Tedros Adhanom Ghebreyesus, the director-general of the World Health Organization (WHO), has described vaccine nationalism as “a catastrophic moral failure.”
In the worst-case scenario, rich countries would vaccinate their own while forsaking citizens of poor countries.
Beyond the human cost, an academic study indicates that the global economy will suffer a blow of $9 trillion.
COVID-19 has robbed millions of unfortunate people of their lives and destroyed the livelihood of minimum wage workers, while many office employees could manage their work from the safe confines of their homes. In the world of commerce, however, nobody – not even the rich – is safe from the threat of coronavirus.
John Denton, secretary-general of the International Chamber of Commerce, said, “No economy, however big, will be immune to the effects of the virus until the pandemic is brought to an end everywhere.”
“Purchasing vaccines for the developing world isn’t an act of generosity by the world’s richest nations. It’s an essential investment for governments to make if they want to revive their domestic economies,” Denton added.
If rich countries continue to hoard and stockpile COVID-19 vaccines, the progress to put an end to the pandemic will be in jeopardy.
The situation of COVID-19 vaccination in Morocco compared to other African countries.
Morocco is one of the African countries that were able to secure vaccines. It is using China’s Sinopharm and the British-Swedish Oxford/AstraZeneca vaccines.
In January, Morocco received its first vaccine shipments. However, the government did not specify the number of doses it had received.
The government, however, said that the country had enough vaccines to start the campaign in optimal conditions.
Morocco expects its COVID-19 vaccination campaign to accelerate in the coming weeks, with the Ministry of Health aiming to achieve 500,000 new vaccinations on a daily basis.
Morocco remains the African nation that has administered the largest number of COVID-19 vaccines, according to the online scientific publication “Our World in Data.”
As of March 17, the number of COVID-19 vaccines administered in Africa is 7.57 million. Morocco comes in first place with a total of 6.36 million.
Far below Morocco comes Rwanda, with only 317,708 administered vaccines, followed by Ghana (300,000), South Africa (168,413), Senegal (144,207), Seychelles (89,509), and Algeria (75,000).
Other African countries that have begun their vaccination campaigns, including Zimbabwe, and Egypt, have administered fewer than 40,000 doses, emphasizing the need to lift the patents to allow the global production of vaccines.
Many African countries have not yet been able to launch their vaccine campaigns as doses are out of their reach due to the greed of rich countries.
The director of Oxfam International in Africa said in a news conference: “Ensuring every African can get a safe and effective COVID-19 vaccine … is the most effective way to save lives and livelihoods, keep our children in school, reduce unemployment rates and re-open our economies.”

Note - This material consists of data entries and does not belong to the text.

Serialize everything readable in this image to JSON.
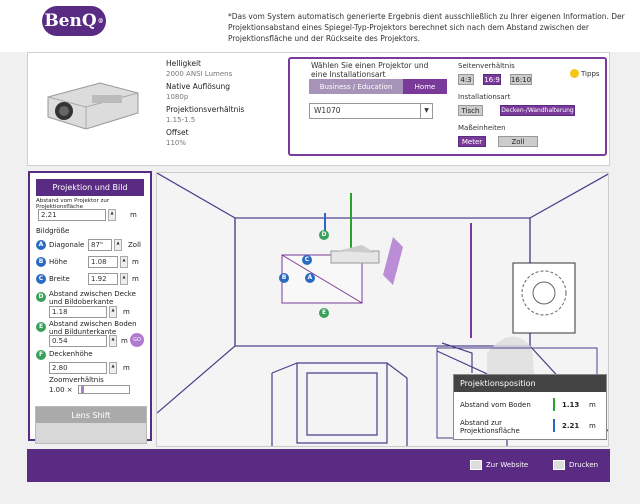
{
  "header": {
    "logo": "BenQ",
    "logo_mark": "®",
    "note": "*Das vom System automatisch generierte Ergebnis dient ausschließlich zu Ihrer eigenen Information. Der Projektionsabstand eines Spiegel-Typ-Projektors berechnet sich nach dem Abstand zwischen der Projektionsfläche und der Rückseite des Projektors."
  },
  "specs": {
    "brightness_label": "Helligkeit",
    "brightness_value": "2000 ANSI Lumens",
    "resolution_label": "Native Auflösung",
    "resolution_value": "1080p",
    "ratio_label": "Projektionsverhältnis",
    "ratio_value": "1.15-1.5",
    "offset_label": "Offset",
    "offset_value": "110%"
  },
  "selector": {
    "title": "Wählen Sie einen Projektor und eine Installationsart",
    "tab_business": "Business / Education",
    "tab_home": "Home",
    "model": "W1070",
    "model_arrow": "▼",
    "aspect_label": "Seitenverhältnis",
    "aspect_options": [
      "4:3",
      "16:9",
      "16:10"
    ],
    "install_label": "Installationsart",
    "install_options": [
      "Tisch",
      "Decken-/Wandhalterung"
    ],
    "units_label": "Maßeinheiten",
    "unit_options": [
      "Meter",
      "Zoll"
    ],
    "tips": "Tipps"
  },
  "left": {
    "title": "Projektion und Bild",
    "distance_label": "Abstand vom Projektor zur Projektionsfläche",
    "distance_value": "2.21",
    "distance_unit": "m",
    "size_label": "Bildgröße",
    "diag_letter": "A",
    "diag_label": "Diagonale",
    "diag_value": "87\"",
    "diag_unit": "Zoll",
    "height_letter": "B",
    "height_label": "Höhe",
    "height_value": "1.08",
    "height_unit": "m",
    "width_letter": "C",
    "width_label": "Breite",
    "width_value": "1.92",
    "width_unit": "m",
    "d_letter": "D",
    "d_label": "Abstand zwischen Decke und Bildoberkante",
    "d_value": "1.18",
    "d_unit": "m",
    "e_letter": "E",
    "e_label": "Abstand zwischen Boden und Bildunterkante",
    "e_value": "0.54",
    "e_unit": "m",
    "go": "GO",
    "f_letter": "F",
    "f_label": "Deckenhöhe",
    "f_value": "2.80",
    "f_unit": "m",
    "zoom_label": "Zoomverhältnis",
    "zoom_value": "1.00 ×",
    "spin_up": "▲",
    "spin_down": "▼"
  },
  "lens": {
    "title": "Lens Shift"
  },
  "position": {
    "title": "Projektionsposition",
    "floor_label": "Abstand vom Boden",
    "floor_value": "1.13",
    "floor_unit": "m",
    "screen_label": "Abstand zur Projektionsfläche",
    "screen_value": "2.21",
    "screen_unit": "m"
  },
  "footer": {
    "website": "Zur Website",
    "print": "Drucken"
  },
  "colors": {
    "brand": "#5a2b82",
    "accent": "#7a3a99",
    "green": "#2ca02c",
    "blue": "#2a6ac0"
  }
}
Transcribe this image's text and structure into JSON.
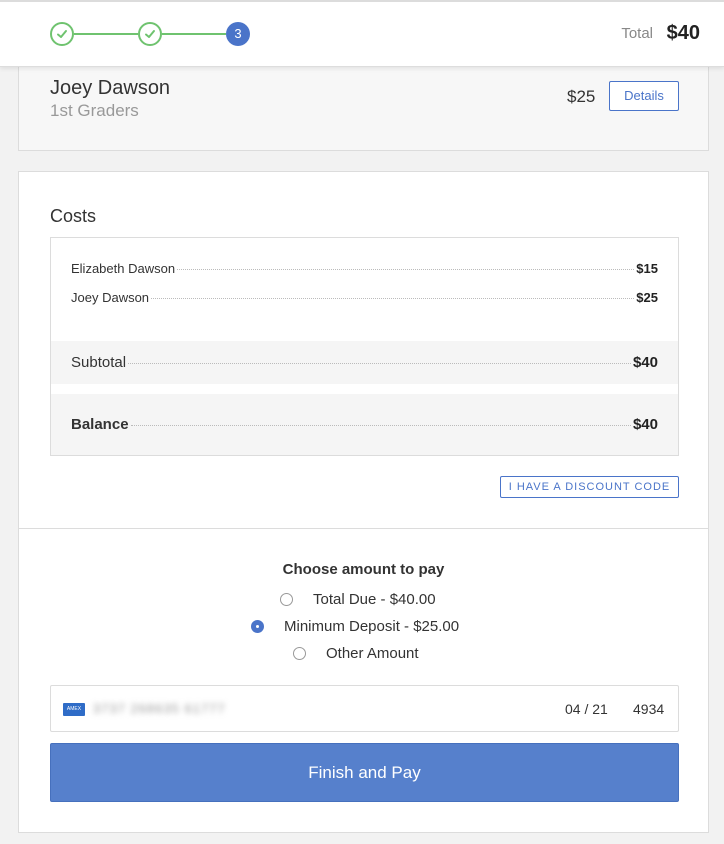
{
  "header": {
    "steps": [
      {
        "status": "done",
        "icon": "check-icon"
      },
      {
        "status": "done",
        "icon": "check-icon"
      },
      {
        "status": "current",
        "label": "3"
      }
    ],
    "total_label": "Total",
    "total_value": "$40"
  },
  "registrant": {
    "name": "Joey Dawson",
    "group": "1st Graders",
    "amount": "$25",
    "details_label": "Details"
  },
  "costs": {
    "title": "Costs",
    "items": [
      {
        "label": "Elizabeth Dawson",
        "value": "$15"
      },
      {
        "label": "Joey Dawson",
        "value": "$25"
      }
    ],
    "subtotal_label": "Subtotal",
    "subtotal_value": "$40",
    "balance_label": "Balance",
    "balance_value": "$40",
    "discount_label": "I HAVE A DISCOUNT CODE"
  },
  "payment": {
    "title": "Choose amount to pay",
    "options": [
      {
        "label": "Total Due - $40.00",
        "selected": false
      },
      {
        "label": "Minimum Deposit - $25.00",
        "selected": true
      },
      {
        "label": "Other Amount",
        "selected": false
      }
    ],
    "card": {
      "brand_icon": "amex-icon",
      "brand_text": "AMEX",
      "number_masked": "3737 268635 61777",
      "expiry": "04 / 21",
      "cvc": "4934"
    },
    "submit_label": "Finish and Pay"
  },
  "colors": {
    "accent": "#4a74c9",
    "success": "#6fc36f",
    "button": "#5680cc"
  }
}
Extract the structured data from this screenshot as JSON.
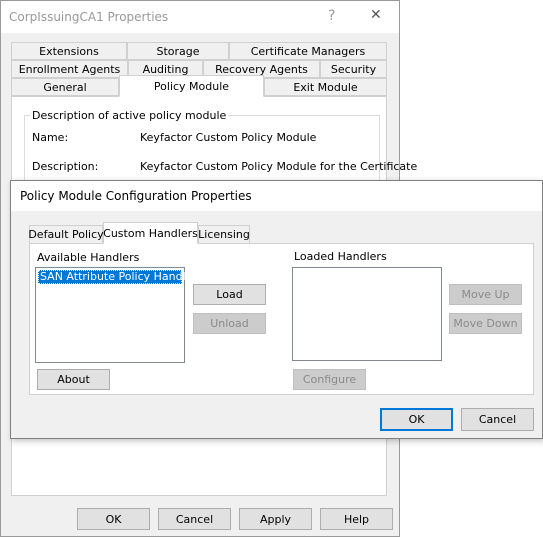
{
  "props": {
    "title": "CorpIssuingCA1 Properties",
    "help_glyph": "?",
    "close_glyph": "✕",
    "tabs_row1": [
      "Extensions",
      "Storage",
      "Certificate Managers"
    ],
    "tabs_row2": [
      "Enrollment Agents",
      "Auditing",
      "Recovery Agents",
      "Security"
    ],
    "tabs_row3": [
      "General",
      "Policy Module",
      "Exit Module"
    ],
    "selected_tab": "Policy Module",
    "group_label": "Description of active policy module",
    "name_label": "Name:",
    "name_value": "Keyfactor Custom Policy Module",
    "desc_label": "Description:",
    "desc_value": "Keyfactor Custom Policy Module for the Certificate",
    "buttons": {
      "ok": "OK",
      "cancel": "Cancel",
      "apply": "Apply",
      "help": "Help"
    }
  },
  "config": {
    "title": "Policy Module Configuration Properties",
    "tabs": [
      "Default Policy",
      "Custom Handlers",
      "Licensing"
    ],
    "selected_tab": "Custom Handlers",
    "available_label": "Available Handlers",
    "available_items": [
      "SAN Attribute Policy Handler"
    ],
    "loaded_label": "Loaded Handlers",
    "loaded_items": [],
    "buttons": {
      "load": "Load",
      "unload": "Unload",
      "about": "About",
      "configure": "Configure",
      "move_up": "Move Up",
      "move_down": "Move Down",
      "ok": "OK",
      "cancel": "Cancel"
    },
    "selection_color": "#0078d7"
  }
}
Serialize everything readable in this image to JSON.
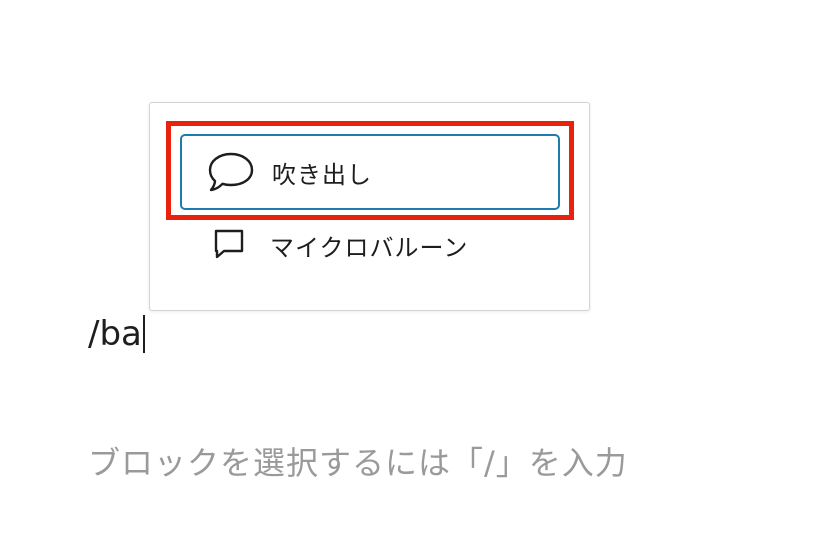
{
  "autocomplete": {
    "options": [
      {
        "label": "吹き出し",
        "icon": "speech-bubble-round-icon",
        "selected": true
      },
      {
        "label": "マイクロバルーン",
        "icon": "speech-bubble-square-icon",
        "selected": false
      }
    ]
  },
  "annotation": {
    "highlight_color": "#e8220c"
  },
  "editor": {
    "typed_text": "/ba",
    "placeholder": "ブロックを選択するには「/」を入力"
  },
  "colors": {
    "selection_border": "#1e7bb0",
    "text": "#1e1e1e",
    "placeholder": "#9a9a9a"
  }
}
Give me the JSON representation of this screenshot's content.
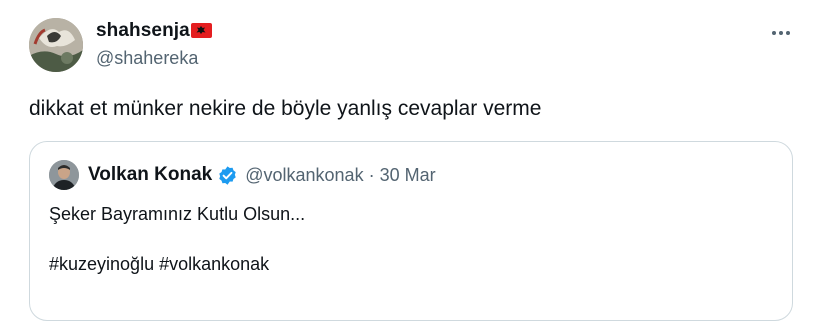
{
  "tweet": {
    "display_name": "shahsenja",
    "flag_icon": "albania-flag-icon",
    "handle": "@shahereka",
    "text": "dikkat et münker nekire de böyle yanlış cevaplar verme",
    "more_icon": "more-horizontal-icon"
  },
  "quote": {
    "display_name": "Volkan Konak",
    "verified_icon": "verified-badge-icon",
    "handle": "@volkankonak",
    "separator": "·",
    "date": "30 Mar",
    "text": "Şeker Bayramınız Kutlu Olsun...",
    "hashtags": "#kuzeyinoğlu #volkankonak"
  },
  "colors": {
    "text_primary": "#0f1419",
    "text_secondary": "#536471",
    "border": "#cfd9de",
    "verified_blue": "#1d9bf0",
    "flag_red": "#e41e20"
  }
}
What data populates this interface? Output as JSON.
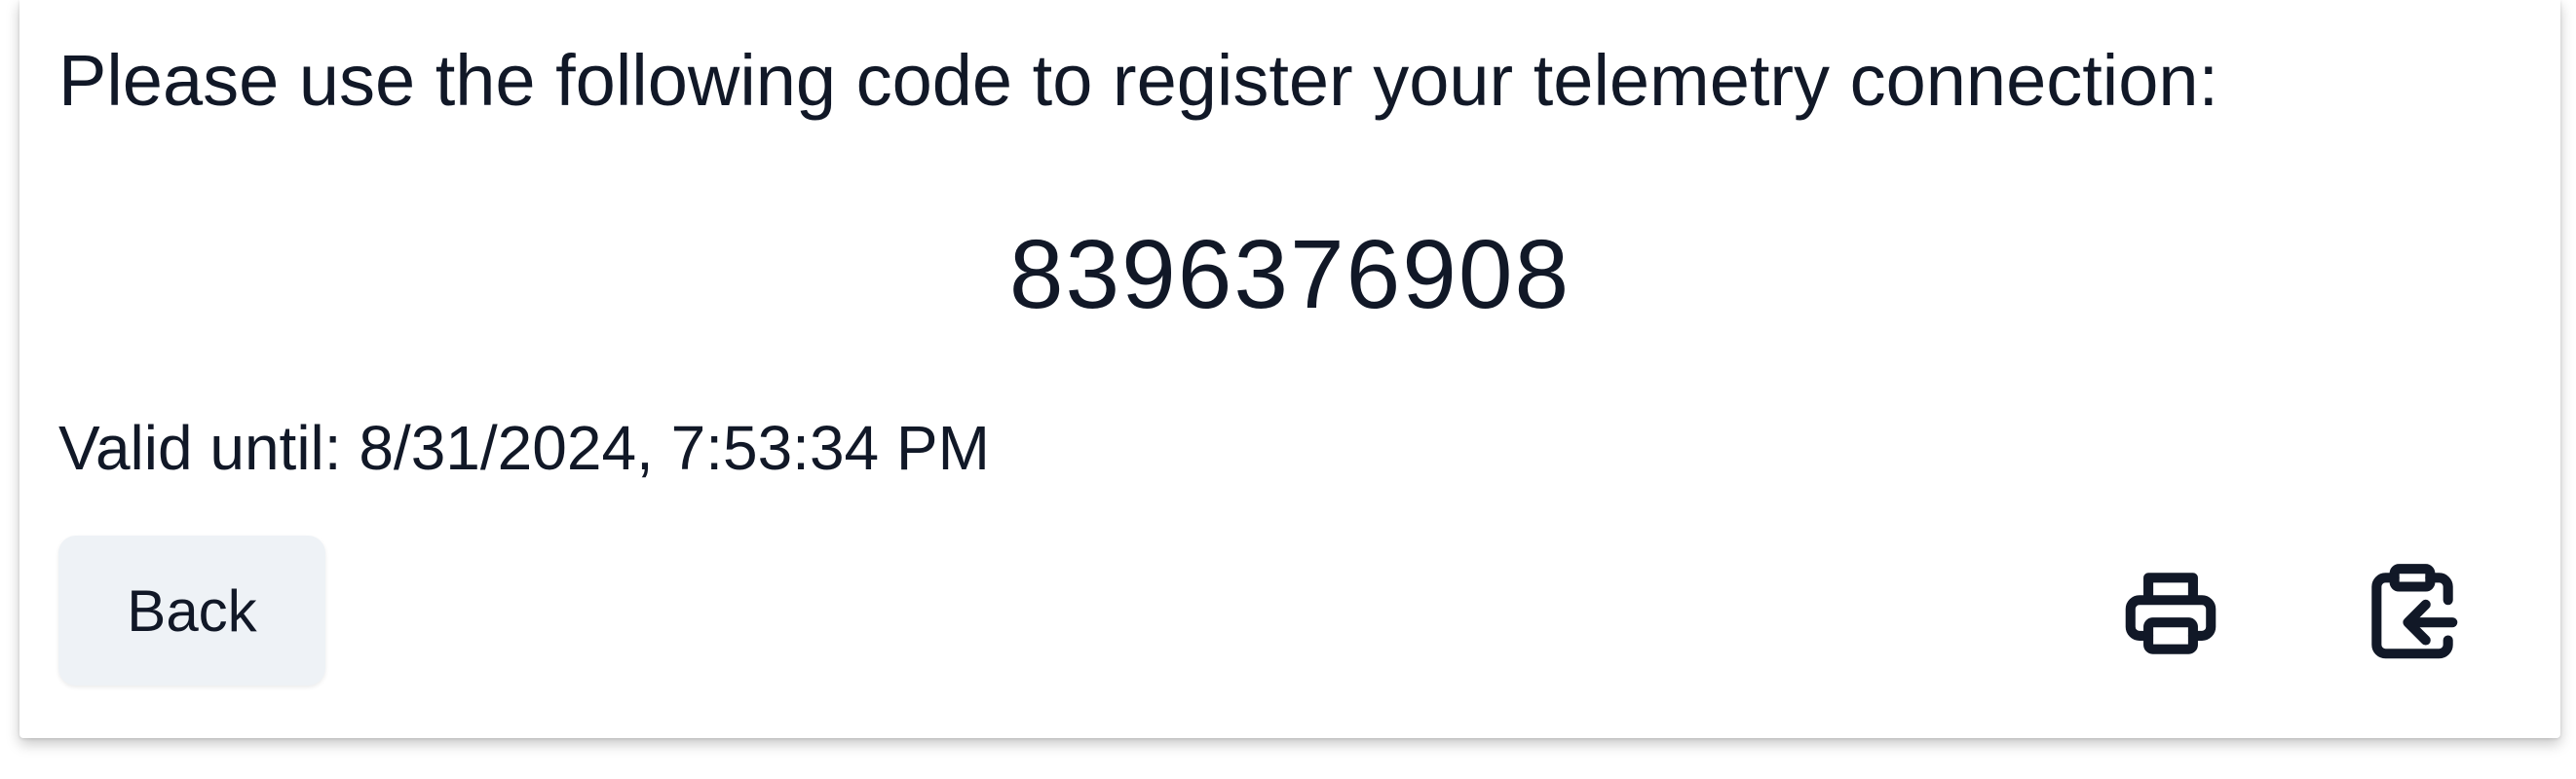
{
  "registration": {
    "instruction": "Please use the following code to register your telemetry connection:",
    "code": "8396376908",
    "valid_until": "Valid until: 8/31/2024, 7:53:34 PM"
  },
  "actions": {
    "back_label": "Back",
    "print_icon": "printer-icon",
    "copy_icon": "clipboard-copy-icon"
  },
  "colors": {
    "text": "#111827",
    "button_bg": "#eef2f6",
    "card_bg": "#ffffff"
  }
}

Without the COVID-19 vaccine, African countries’ achievements in food security, democratic governance, gender equality, and women’s rights could be under threat, he added.